### What needs to be done
The reply has to contain each record exactly as written.

### Records drawn from a dataset
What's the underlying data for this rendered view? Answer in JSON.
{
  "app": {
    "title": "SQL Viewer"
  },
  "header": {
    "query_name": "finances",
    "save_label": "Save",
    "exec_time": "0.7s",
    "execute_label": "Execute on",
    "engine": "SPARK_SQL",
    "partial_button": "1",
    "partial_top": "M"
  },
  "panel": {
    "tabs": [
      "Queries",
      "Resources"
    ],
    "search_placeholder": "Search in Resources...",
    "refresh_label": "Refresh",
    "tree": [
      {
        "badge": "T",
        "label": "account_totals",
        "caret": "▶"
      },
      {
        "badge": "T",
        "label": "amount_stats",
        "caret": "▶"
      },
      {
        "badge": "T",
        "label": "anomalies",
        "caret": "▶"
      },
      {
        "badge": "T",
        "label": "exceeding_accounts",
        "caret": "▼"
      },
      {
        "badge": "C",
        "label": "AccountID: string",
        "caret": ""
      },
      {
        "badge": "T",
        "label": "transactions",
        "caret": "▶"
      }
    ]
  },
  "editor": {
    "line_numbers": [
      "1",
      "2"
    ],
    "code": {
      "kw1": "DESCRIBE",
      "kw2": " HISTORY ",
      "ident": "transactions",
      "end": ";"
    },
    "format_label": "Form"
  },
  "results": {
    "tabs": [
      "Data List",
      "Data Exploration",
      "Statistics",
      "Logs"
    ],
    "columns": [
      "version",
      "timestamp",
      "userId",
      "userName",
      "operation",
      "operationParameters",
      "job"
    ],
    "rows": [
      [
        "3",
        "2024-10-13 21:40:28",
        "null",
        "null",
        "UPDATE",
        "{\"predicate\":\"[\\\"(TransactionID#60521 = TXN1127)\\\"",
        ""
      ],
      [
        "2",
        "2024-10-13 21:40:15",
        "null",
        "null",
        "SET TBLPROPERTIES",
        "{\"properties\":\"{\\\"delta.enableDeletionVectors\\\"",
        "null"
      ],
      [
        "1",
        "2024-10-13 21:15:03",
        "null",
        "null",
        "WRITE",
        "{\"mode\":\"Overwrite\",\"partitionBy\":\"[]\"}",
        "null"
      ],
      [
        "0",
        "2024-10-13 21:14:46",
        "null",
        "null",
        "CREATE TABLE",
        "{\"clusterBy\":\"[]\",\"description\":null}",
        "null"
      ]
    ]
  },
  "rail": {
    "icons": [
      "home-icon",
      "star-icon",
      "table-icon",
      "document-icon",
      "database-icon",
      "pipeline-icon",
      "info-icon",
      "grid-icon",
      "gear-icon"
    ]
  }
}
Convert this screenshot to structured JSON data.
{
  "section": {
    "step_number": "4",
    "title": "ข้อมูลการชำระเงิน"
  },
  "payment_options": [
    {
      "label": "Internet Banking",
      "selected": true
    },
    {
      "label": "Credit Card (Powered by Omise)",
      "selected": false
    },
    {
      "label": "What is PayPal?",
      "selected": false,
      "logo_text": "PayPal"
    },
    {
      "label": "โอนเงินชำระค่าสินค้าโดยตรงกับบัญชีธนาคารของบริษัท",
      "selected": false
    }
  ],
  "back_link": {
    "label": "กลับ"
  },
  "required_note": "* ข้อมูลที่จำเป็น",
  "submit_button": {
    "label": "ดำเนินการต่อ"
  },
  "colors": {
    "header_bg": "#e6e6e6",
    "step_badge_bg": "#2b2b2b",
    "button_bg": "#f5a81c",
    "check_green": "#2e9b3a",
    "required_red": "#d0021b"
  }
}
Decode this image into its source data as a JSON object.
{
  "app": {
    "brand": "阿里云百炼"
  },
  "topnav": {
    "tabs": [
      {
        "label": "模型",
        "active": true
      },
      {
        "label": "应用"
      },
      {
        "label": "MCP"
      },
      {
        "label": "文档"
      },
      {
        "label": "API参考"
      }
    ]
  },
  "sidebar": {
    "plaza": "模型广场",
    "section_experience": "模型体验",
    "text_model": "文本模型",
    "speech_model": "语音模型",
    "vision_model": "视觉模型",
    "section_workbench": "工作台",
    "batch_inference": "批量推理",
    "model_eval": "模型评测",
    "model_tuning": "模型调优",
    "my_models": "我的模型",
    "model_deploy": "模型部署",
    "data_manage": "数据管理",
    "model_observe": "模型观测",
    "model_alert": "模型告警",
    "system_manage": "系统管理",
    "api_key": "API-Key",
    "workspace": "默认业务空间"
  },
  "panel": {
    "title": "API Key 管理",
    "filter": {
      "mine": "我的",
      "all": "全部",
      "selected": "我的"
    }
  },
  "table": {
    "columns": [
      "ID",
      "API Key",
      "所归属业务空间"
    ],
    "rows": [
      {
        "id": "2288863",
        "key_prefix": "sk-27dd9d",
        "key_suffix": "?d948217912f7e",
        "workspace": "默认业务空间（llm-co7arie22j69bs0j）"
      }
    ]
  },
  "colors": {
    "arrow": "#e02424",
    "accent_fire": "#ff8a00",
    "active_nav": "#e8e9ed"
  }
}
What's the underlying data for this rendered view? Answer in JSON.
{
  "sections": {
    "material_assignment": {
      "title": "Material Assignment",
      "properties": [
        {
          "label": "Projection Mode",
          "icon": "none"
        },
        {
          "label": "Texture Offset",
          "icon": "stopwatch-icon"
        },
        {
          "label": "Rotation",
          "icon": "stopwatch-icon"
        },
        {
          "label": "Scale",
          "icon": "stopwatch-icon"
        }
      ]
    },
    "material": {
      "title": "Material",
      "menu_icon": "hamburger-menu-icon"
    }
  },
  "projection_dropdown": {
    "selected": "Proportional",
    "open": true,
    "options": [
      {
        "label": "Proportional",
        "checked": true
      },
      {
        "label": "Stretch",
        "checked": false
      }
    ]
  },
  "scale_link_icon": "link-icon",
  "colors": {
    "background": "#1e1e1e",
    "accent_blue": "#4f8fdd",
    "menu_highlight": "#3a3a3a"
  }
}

### Written answer
What's the underlying data for this rendered view? Answer in JSON.
{
  "app": {
    "title": "SQL Viewer"
  },
  "header": {
    "query_name": "finances",
    "save_label": "Save",
    "exec_time": "0.7s",
    "execute_label": "Execute on",
    "engine": "SPARK_SQL",
    "partial_button": "1",
    "partial_top": "M"
  },
  "panel": {
    "tabs": [
      "Queries",
      "Resources"
    ],
    "search_placeholder": "Search in Resources...",
    "refresh_label": "Refresh",
    "tree": [
      {
        "badge": "T",
        "label": "account_totals",
        "caret": "▶"
      },
      {
        "badge": "T",
        "label": "amount_stats",
        "caret": "▶"
      },
      {
        "badge": "T",
        "label": "anomalies",
        "caret": "▶"
      },
      {
        "badge": "T",
        "label": "exceeding_accounts",
        "caret": "▼"
      },
      {
        "badge": "C",
        "label": "AccountID: string",
        "caret": ""
      },
      {
        "badge": "T",
        "label": "transactions",
        "caret": "▶"
      }
    ]
  },
  "editor": {
    "line_numbers": [
      "1",
      "2"
    ],
    "code": {
      "kw1": "DESCRIBE",
      "kw2": " HISTORY ",
      "ident": "transactions",
      "end": ";"
    },
    "format_label": "Form"
  },
  "results": {
    "tabs": [
      "Data List",
      "Data Exploration",
      "Statistics",
      "Logs"
    ],
    "columns": [
      "version",
      "timestamp",
      "userId",
      "userName",
      "operation",
      "operationParameters",
      "job"
    ],
    "rows": [
      [
        "3",
        "2024-10-13 21:40:28",
        "null",
        "null",
        "UPDATE",
        "{\"predicate\":\"[\\\"(TransactionID#60521 = TXN1127)\\\"",
        ""
      ],
      [
        "2",
        "2024-10-13 21:40:15",
        "null",
        "null",
        "SET TBLPROPERTIES",
        "{\"properties\":\"{\\\"delta.enableDeletionVectors\\\"",
        "null"
      ],
      [
        "1",
        "2024-10-13 21:15:03",
        "null",
        "null",
        "WRITE",
        "{\"mode\":\"Overwrite\",\"partitionBy\":\"[]\"}",
        "null"
      ],
      [
        "0",
        "2024-10-13 21:14:46",
        "null",
        "null",
        "CREATE TABLE",
        "{\"clusterBy\":\"[]\",\"description\":null}",
        "null"
      ]
    ]
  },
  "rail": {
    "icons": [
      "home-icon",
      "star-icon",
      "table-icon",
      "document-icon",
      "database-icon",
      "pipeline-icon",
      "info-icon",
      "grid-icon",
      "gear-icon"
    ]
  }
}
Convert this screenshot to structured JSON data.
{
  "section": {
    "step_number": "4",
    "title": "ข้อมูลการชำระเงิน"
  },
  "payment_options": [
    {
      "label": "Internet Banking",
      "selected": true
    },
    {
      "label": "Credit Card (Powered by Omise)",
      "selected": false
    },
    {
      "label": "What is PayPal?",
      "selected": false,
      "logo_text": "PayPal"
    },
    {
      "label": "โอนเงินชำระค่าสินค้าโดยตรงกับบัญชีธนาคารของบริษัท",
      "selected": false
    }
  ],
  "back_link": {
    "label": "กลับ"
  },
  "required_note": "* ข้อมูลที่จำเป็น",
  "submit_button": {
    "label": "ดำเนินการต่อ"
  },
  "colors": {
    "header_bg": "#e6e6e6",
    "step_badge_bg": "#2b2b2b",
    "button_bg": "#f5a81c",
    "check_green": "#2e9b3a",
    "required_red": "#d0021b"
  }
}
Decode this image into its source data as a JSON object.
{
  "app": {
    "brand": "阿里云百炼"
  },
  "topnav": {
    "tabs": [
      {
        "label": "模型",
        "active": true
      },
      {
        "label": "应用"
      },
      {
        "label": "MCP"
      },
      {
        "label": "文档"
      },
      {
        "label": "API参考"
      }
    ]
  },
  "sidebar": {
    "plaza": "模型广场",
    "section_experience": "模型体验",
    "text_model": "文本模型",
    "speech_model": "语音模型",
    "vision_model": "视觉模型",
    "section_workbench": "工作台",
    "batch_inference": "批量推理",
    "model_eval": "模型评测",
    "model_tuning": "模型调优",
    "my_models": "我的模型",
    "model_deploy": "模型部署",
    "data_manage": "数据管理",
    "model_observe": "模型观测",
    "model_alert": "模型告警",
    "system_manage": "系统管理",
    "api_key": "API-Key",
    "workspace": "默认业务空间"
  },
  "panel": {
    "title": "API Key 管理",
    "filter": {
      "mine": "我的",
      "all": "全部",
      "selected": "我的"
    }
  },
  "table": {
    "columns": [
      "ID",
      "API Key",
      "所归属业务空间"
    ],
    "rows": [
      {
        "id": "2288863",
        "key_prefix": "sk-27dd9d",
        "key_suffix": "?d948217912f7e",
        "workspace": "默认业务空间（llm-co7arie22j69bs0j）"
      }
    ]
  },
  "colors": {
    "arrow": "#e02424",
    "accent_fire": "#ff8a00",
    "active_nav": "#e8e9ed"
  }
}
What's the underlying data for this rendered view? Answer in JSON.
{
  "sections": {
    "material_assignment": {
      "title": "Material Assignment",
      "properties": [
        {
          "label": "Projection Mode",
          "icon": "none"
        },
        {
          "label": "Texture Offset",
          "icon": "stopwatch-icon"
        },
        {
          "label": "Rotation",
          "icon": "stopwatch-icon"
        },
        {
          "label": "Scale",
          "icon": "stopwatch-icon"
        }
      ]
    },
    "material": {
      "title": "Material",
      "menu_icon": "hamburger-menu-icon"
    }
  },
  "projection_dropdown": {
    "selected": "Proportional",
    "open": true,
    "options": [
      {
        "label": "Proportional",
        "checked": true
      },
      {
        "label": "Stretch",
        "checked": false
      }
    ]
  },
  "scale_link_icon": "link-icon",
  "colors": {
    "background": "#1e1e1e",
    "accent_blue": "#4f8fdd",
    "menu_highlight": "#3a3a3a"
  }
}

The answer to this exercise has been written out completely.